Last fall, Stan Lee's daughter J.C. filed suit against POW! Entertainment in an attempt to win back her father's intellectual property the company oversees. Five months later, POW! has now filed to dismiss the "grossly selfish" lawsuit. The next hearing in the lawsuit is expected to take place on February 24th, at which POW!'s team of attorneys has notified the federal court system's Central District of California it plans to officially motion to dismiss the suit.
Stan Lee helped launch POW! in 2001 and to this day, the company serves as the owner of Lee's non-Marvel intellectual property and likeness rights. J.C.'s lawsuit originally wasn't seeking any monetary damages, rather the acknowledgment Stan's intellectual property and likeness is owned by his trust instead of POW! Entertainment.
In the latest motion filed by POW! attorneys A. Raymond Hamrick III and Chaz C. Rainey, the defense calls the plaintiff's suit "fatally flawed" in which J.C. has "no standing to bring the claims." Rainey brings forth three major points to defend POW!'s stance on a dismissal. He suggests Lee's basis for the lawsuit relies on an agreement over 20 years old between the late Lee and Stan Lee Media, a now-defunct business.

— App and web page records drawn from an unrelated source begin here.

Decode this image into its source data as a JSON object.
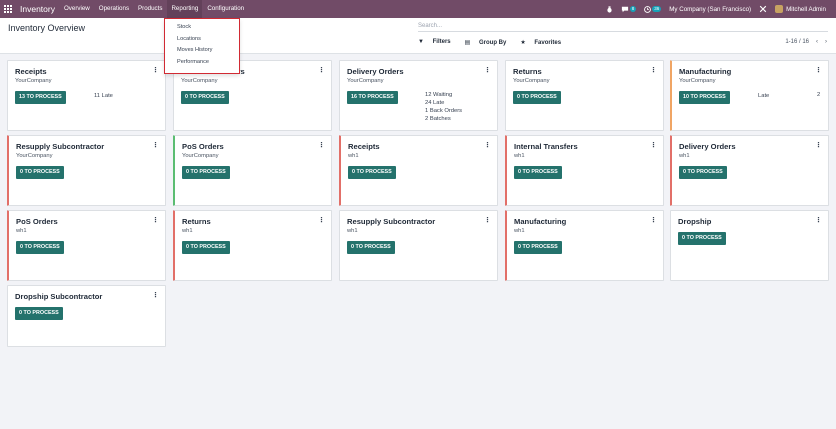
{
  "navbar": {
    "app_name": "Inventory",
    "menu": [
      "Overview",
      "Operations",
      "Products",
      "Reporting",
      "Configuration"
    ],
    "activity_count": "8",
    "chat_count": "36",
    "company": "My Company (San Francisco)",
    "user": "Mitchell Admin"
  },
  "reporting_menu": [
    "Stock",
    "Locations",
    "Moves History",
    "Performance"
  ],
  "control": {
    "title": "Inventory Overview",
    "search_placeholder": "Search...",
    "filters": "Filters",
    "group_by": "Group By",
    "favorites": "Favorites",
    "pager": "1-16 / 16"
  },
  "cards": [
    {
      "title": "Receipts",
      "sub": "YourCompany",
      "button": "13 TO PROCESS",
      "stats": [
        "11 Late"
      ],
      "stat_num": "",
      "bar": "none"
    },
    {
      "title": "Internal Transfers",
      "sub": "YourCompany",
      "button": "0 TO PROCESS",
      "stats": [],
      "stat_num": "",
      "bar": "none"
    },
    {
      "title": "Delivery Orders",
      "sub": "YourCompany",
      "button": "16 TO PROCESS",
      "stats": [
        "12 Waiting",
        "24 Late",
        "1 Back Orders",
        "2 Batches"
      ],
      "stat_num": "",
      "bar": "none"
    },
    {
      "title": "Returns",
      "sub": "YourCompany",
      "button": "0 TO PROCESS",
      "stats": [],
      "stat_num": "",
      "bar": "none"
    },
    {
      "title": "Manufacturing",
      "sub": "YourCompany",
      "button": "10 TO PROCESS",
      "stats": [
        "Late"
      ],
      "stat_num": "2",
      "bar": "orange"
    },
    {
      "title": "Resupply Subcontractor",
      "sub": "YourCompany",
      "button": "0 TO PROCESS",
      "stats": [],
      "stat_num": "",
      "bar": "red"
    },
    {
      "title": "PoS Orders",
      "sub": "YourCompany",
      "button": "0 TO PROCESS",
      "stats": [],
      "stat_num": "",
      "bar": "green"
    },
    {
      "title": "Receipts",
      "sub": "wh1",
      "button": "0 TO PROCESS",
      "stats": [],
      "stat_num": "",
      "bar": "red"
    },
    {
      "title": "Internal Transfers",
      "sub": "wh1",
      "button": "0 TO PROCESS",
      "stats": [],
      "stat_num": "",
      "bar": "red"
    },
    {
      "title": "Delivery Orders",
      "sub": "wh1",
      "button": "0 TO PROCESS",
      "stats": [],
      "stat_num": "",
      "bar": "red"
    },
    {
      "title": "PoS Orders",
      "sub": "wh1",
      "button": "0 TO PROCESS",
      "stats": [],
      "stat_num": "",
      "bar": "red"
    },
    {
      "title": "Returns",
      "sub": "wh1",
      "button": "0 TO PROCESS",
      "stats": [],
      "stat_num": "",
      "bar": "red"
    },
    {
      "title": "Resupply Subcontractor",
      "sub": "wh1",
      "button": "0 TO PROCESS",
      "stats": [],
      "stat_num": "",
      "bar": "none"
    },
    {
      "title": "Manufacturing",
      "sub": "wh1",
      "button": "0 TO PROCESS",
      "stats": [],
      "stat_num": "",
      "bar": "red"
    },
    {
      "title": "Dropship",
      "sub": "",
      "button": "0 TO PROCESS",
      "stats": [],
      "stat_num": "",
      "bar": "none"
    },
    {
      "title": "Dropship Subcontractor",
      "sub": "",
      "button": "0 TO PROCESS",
      "stats": [],
      "stat_num": "",
      "bar": "none"
    }
  ],
  "colors": {
    "navbar": "#714b67",
    "button": "#24726c",
    "highlight": "#d12a33",
    "bar_red": "#e26f68",
    "bar_green": "#5bbd72",
    "bar_orange": "#f0a564"
  }
}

Because of that, Rainey suggests J.C. had no standing to bring the claims as Stan Lee Media is no longer in business. Next, POW!'s defense claims any applicable statutes of limitation have passed in regards to the initial agreement, thus rendering any claims "fifteen years past due." Third, Rainey and his team point out five separate occasions in which the agreement J.C. bases her case on to be unenforceable by various courts in the United States, including in the Central District of California, where the lawsuit is taking place.

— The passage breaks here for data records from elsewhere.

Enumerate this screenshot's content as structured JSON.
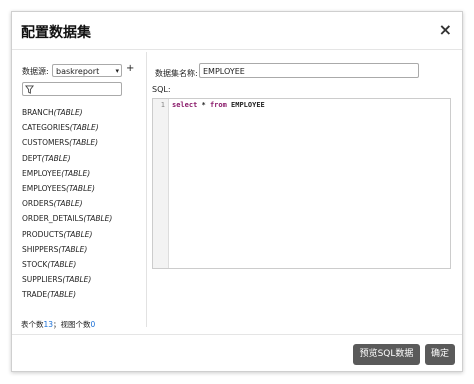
{
  "dialog": {
    "title": "配置数据集",
    "close_symbol": "×"
  },
  "datasource": {
    "label": "数据源:",
    "selected": "baskreport",
    "add_symbol": "+"
  },
  "filter": {
    "value": "",
    "icon": "filter-icon"
  },
  "tables": [
    {
      "name": "BRANCH",
      "type": "(TABLE)"
    },
    {
      "name": "CATEGORIES",
      "type": "(TABLE)"
    },
    {
      "name": "CUSTOMERS",
      "type": "(TABLE)"
    },
    {
      "name": "DEPT",
      "type": "(TABLE)"
    },
    {
      "name": "EMPLOYEE",
      "type": "(TABLE)"
    },
    {
      "name": "EMPLOYEES",
      "type": "(TABLE)"
    },
    {
      "name": "ORDERS",
      "type": "(TABLE)"
    },
    {
      "name": "ORDER_DETAILS",
      "type": "(TABLE)"
    },
    {
      "name": "PRODUCTS",
      "type": "(TABLE)"
    },
    {
      "name": "SHIPPERS",
      "type": "(TABLE)"
    },
    {
      "name": "STOCK",
      "type": "(TABLE)"
    },
    {
      "name": "SUPPLIERS",
      "type": "(TABLE)"
    },
    {
      "name": "TRADE",
      "type": "(TABLE)"
    }
  ],
  "counts": {
    "table_label": "表个数",
    "table_count": "13",
    "separator": "；",
    "view_label": "视图个数",
    "view_count": "0"
  },
  "dataset": {
    "name_label": "数据集名称:",
    "name_value": "EMPLOYEE",
    "sql_label": "SQL:",
    "line_number": "1",
    "sql_kw1": "select",
    "sql_star": " * ",
    "sql_kw2": "from",
    "sql_table": " EMPLOYEE"
  },
  "buttons": {
    "preview": "预览SQL数据",
    "ok": "确定"
  }
}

Prior to Lee's death, he had filed a similar suit against POW! seeking upwards of $1 billion in damages. That suit was subsequently dropped weeks later when the legendary comic icon went the length to offer a statement saying he was "thrilled to put the lawsuit behind me, get back to business with my friends and colleagues at POW! and launch the next wave of amazing characters and stories."
You can read the full lawsuit (via THR) here.